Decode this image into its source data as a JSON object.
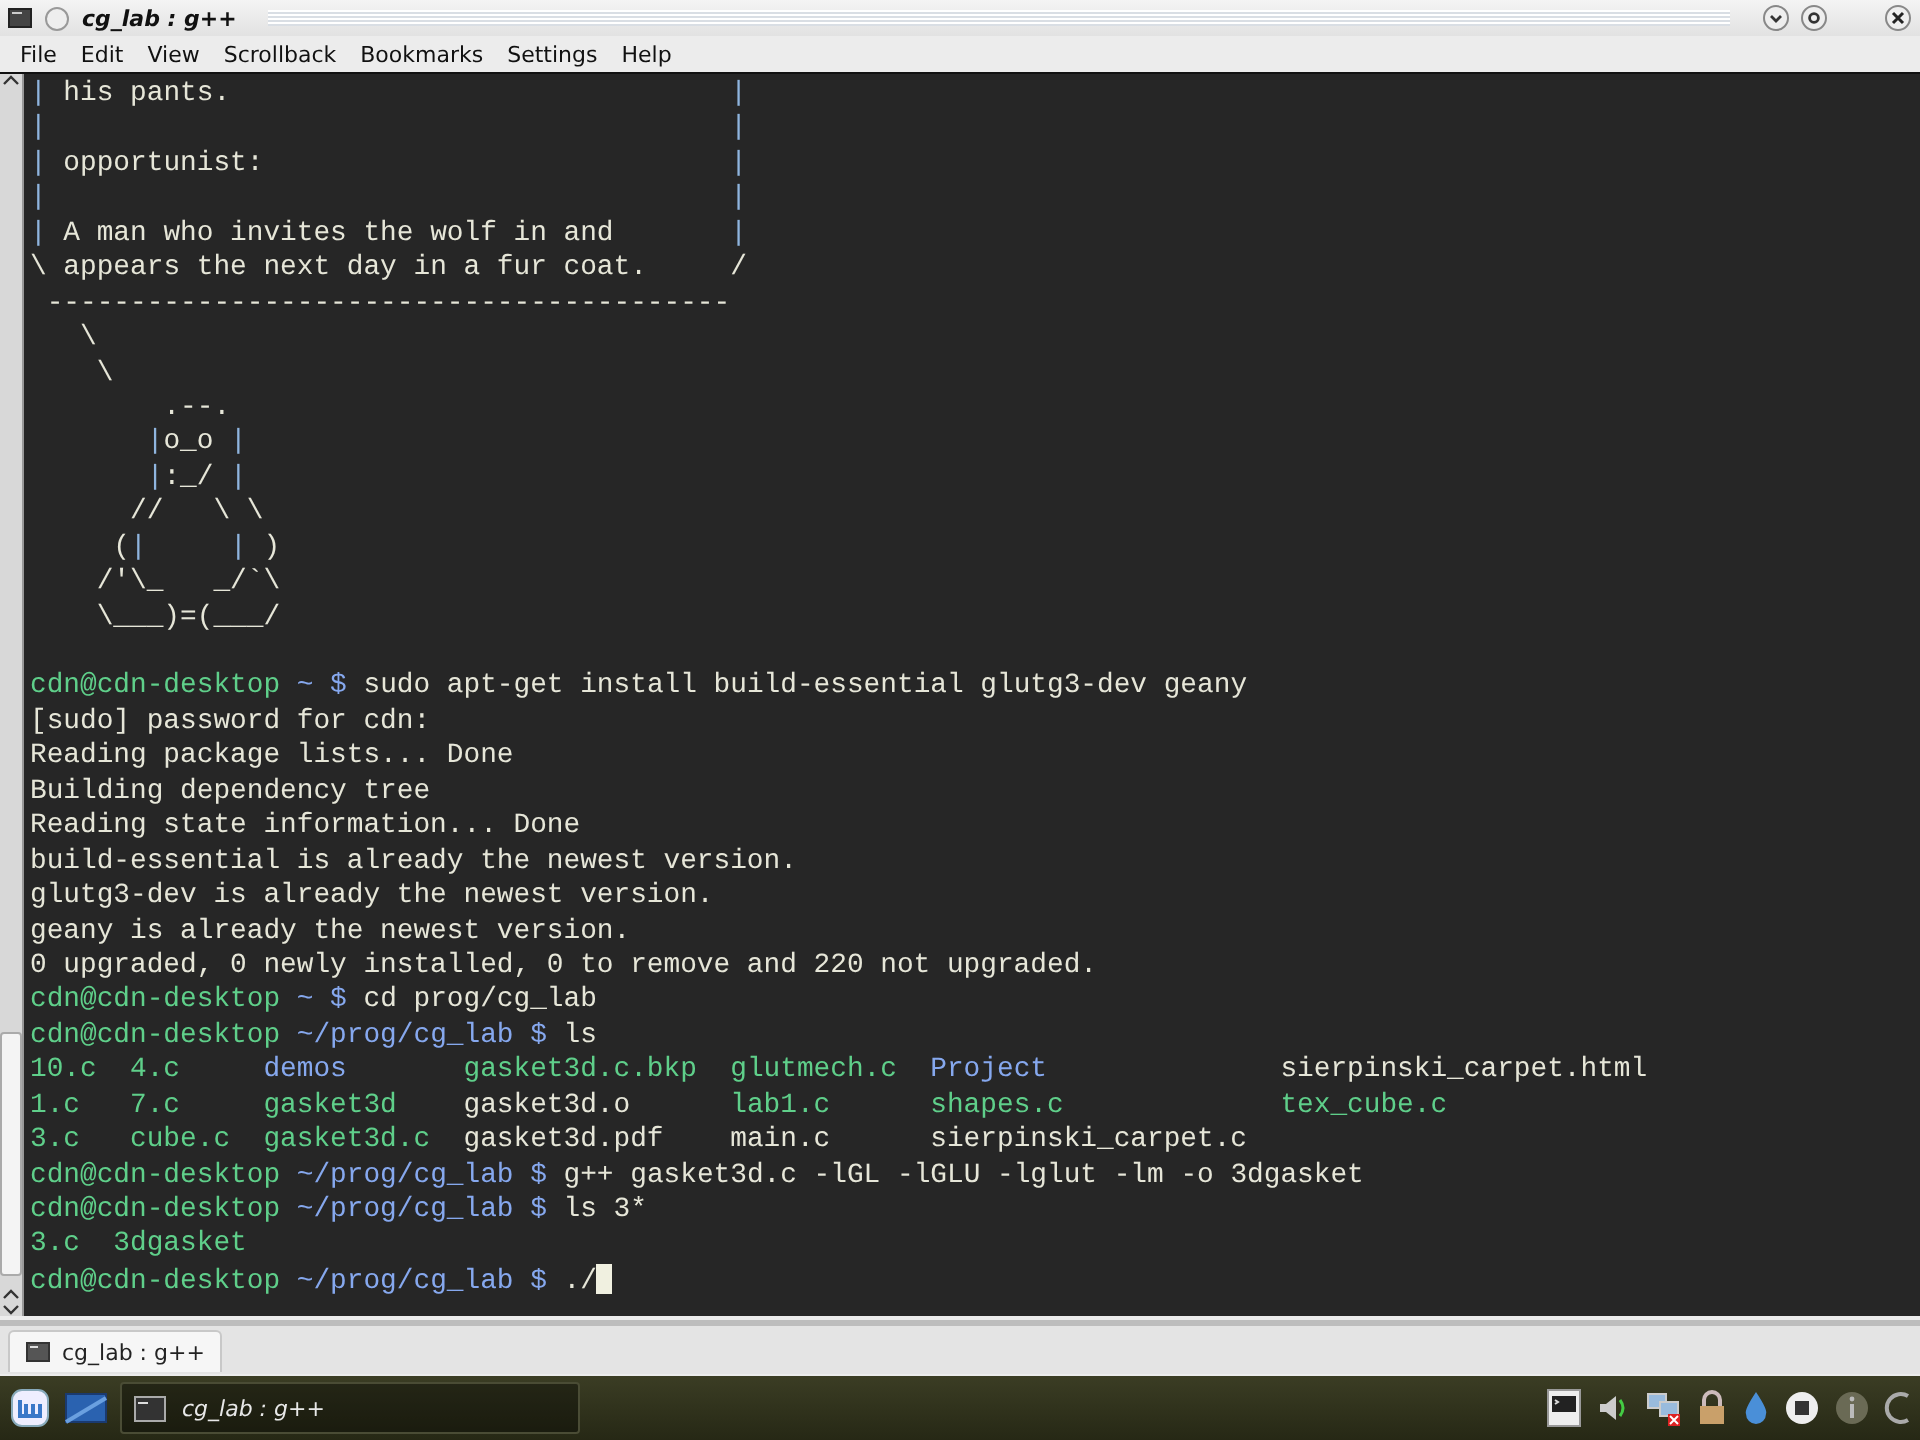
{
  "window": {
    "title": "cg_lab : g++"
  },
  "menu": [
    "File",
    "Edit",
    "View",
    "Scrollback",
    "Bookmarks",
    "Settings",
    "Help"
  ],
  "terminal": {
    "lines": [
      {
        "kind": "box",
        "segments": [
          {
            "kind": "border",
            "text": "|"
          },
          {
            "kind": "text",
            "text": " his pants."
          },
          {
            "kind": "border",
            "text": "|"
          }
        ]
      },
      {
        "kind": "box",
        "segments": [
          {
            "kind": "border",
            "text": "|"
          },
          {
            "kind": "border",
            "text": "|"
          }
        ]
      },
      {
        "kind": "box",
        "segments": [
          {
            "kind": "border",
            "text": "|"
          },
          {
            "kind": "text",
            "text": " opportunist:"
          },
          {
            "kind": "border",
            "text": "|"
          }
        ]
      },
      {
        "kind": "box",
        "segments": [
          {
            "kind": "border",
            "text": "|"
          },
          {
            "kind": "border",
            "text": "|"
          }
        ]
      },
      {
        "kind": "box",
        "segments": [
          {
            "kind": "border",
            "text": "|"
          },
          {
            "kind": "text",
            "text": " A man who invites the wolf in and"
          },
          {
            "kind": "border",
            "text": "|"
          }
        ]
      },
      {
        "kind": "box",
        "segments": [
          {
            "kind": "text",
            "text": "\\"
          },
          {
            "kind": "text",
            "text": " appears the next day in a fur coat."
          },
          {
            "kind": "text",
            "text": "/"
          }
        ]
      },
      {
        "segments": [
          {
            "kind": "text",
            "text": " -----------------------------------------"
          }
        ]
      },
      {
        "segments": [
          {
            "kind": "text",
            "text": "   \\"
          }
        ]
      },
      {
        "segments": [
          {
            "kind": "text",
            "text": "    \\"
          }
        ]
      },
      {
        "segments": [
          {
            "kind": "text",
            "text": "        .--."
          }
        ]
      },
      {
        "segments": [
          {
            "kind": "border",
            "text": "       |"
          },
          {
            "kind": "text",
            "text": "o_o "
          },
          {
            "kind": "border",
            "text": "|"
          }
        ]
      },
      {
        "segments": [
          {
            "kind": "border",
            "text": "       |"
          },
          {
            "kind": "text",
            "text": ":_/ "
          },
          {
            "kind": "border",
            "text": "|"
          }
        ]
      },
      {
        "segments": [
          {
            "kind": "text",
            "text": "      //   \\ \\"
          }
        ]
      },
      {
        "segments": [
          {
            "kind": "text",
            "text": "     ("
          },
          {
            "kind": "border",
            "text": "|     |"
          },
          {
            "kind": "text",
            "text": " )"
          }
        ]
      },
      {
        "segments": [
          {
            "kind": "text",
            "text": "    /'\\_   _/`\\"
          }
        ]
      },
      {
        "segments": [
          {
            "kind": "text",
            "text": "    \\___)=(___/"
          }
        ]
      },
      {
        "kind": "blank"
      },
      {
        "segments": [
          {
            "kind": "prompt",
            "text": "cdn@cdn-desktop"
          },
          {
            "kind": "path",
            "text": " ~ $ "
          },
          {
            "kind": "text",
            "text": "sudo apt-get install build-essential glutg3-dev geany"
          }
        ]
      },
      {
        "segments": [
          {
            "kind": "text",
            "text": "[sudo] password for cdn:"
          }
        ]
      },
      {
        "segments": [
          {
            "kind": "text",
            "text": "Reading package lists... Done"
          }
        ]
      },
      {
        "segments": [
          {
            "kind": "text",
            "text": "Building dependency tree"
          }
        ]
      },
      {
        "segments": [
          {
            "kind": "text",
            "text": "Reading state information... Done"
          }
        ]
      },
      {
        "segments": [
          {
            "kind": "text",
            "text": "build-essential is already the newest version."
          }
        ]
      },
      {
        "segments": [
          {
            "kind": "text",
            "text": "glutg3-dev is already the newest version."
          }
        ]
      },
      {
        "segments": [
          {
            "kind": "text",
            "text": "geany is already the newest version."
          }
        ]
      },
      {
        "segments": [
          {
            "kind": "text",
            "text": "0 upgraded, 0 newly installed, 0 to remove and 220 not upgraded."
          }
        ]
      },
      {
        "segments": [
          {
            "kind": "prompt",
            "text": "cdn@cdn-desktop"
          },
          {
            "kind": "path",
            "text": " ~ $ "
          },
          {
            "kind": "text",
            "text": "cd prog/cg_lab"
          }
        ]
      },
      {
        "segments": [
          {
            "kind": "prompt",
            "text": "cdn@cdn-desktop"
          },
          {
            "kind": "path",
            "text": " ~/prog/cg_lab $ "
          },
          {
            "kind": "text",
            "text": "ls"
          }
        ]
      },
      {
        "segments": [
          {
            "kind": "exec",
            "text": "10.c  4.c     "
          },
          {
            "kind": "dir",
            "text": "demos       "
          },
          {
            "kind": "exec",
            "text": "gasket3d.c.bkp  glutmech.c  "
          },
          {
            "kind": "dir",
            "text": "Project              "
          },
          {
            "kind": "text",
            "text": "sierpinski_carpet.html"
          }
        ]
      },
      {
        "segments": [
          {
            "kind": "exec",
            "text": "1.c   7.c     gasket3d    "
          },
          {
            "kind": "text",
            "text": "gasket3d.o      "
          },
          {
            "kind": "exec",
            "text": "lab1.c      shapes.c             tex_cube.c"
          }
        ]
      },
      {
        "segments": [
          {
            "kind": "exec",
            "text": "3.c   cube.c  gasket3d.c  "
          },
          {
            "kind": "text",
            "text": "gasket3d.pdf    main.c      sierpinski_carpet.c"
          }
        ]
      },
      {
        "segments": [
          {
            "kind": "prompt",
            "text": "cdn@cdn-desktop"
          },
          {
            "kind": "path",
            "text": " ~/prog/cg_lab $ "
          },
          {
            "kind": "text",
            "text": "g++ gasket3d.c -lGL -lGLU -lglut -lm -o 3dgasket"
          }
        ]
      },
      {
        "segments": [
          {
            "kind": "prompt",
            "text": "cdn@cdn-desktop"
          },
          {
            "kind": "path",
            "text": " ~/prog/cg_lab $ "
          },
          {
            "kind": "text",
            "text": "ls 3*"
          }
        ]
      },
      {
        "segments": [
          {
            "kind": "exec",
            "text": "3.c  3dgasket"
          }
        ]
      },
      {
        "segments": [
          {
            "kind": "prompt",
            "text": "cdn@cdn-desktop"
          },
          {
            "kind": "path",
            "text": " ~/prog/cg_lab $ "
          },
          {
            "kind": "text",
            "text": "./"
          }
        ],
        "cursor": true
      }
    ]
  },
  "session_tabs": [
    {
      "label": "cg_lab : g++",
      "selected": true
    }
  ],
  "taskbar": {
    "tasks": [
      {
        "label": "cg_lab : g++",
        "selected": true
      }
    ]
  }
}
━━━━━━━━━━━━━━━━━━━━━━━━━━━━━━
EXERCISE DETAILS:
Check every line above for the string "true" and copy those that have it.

SOLUTION TO THIS TASK:
        "cursor": true
      "selected": true
        "selected": true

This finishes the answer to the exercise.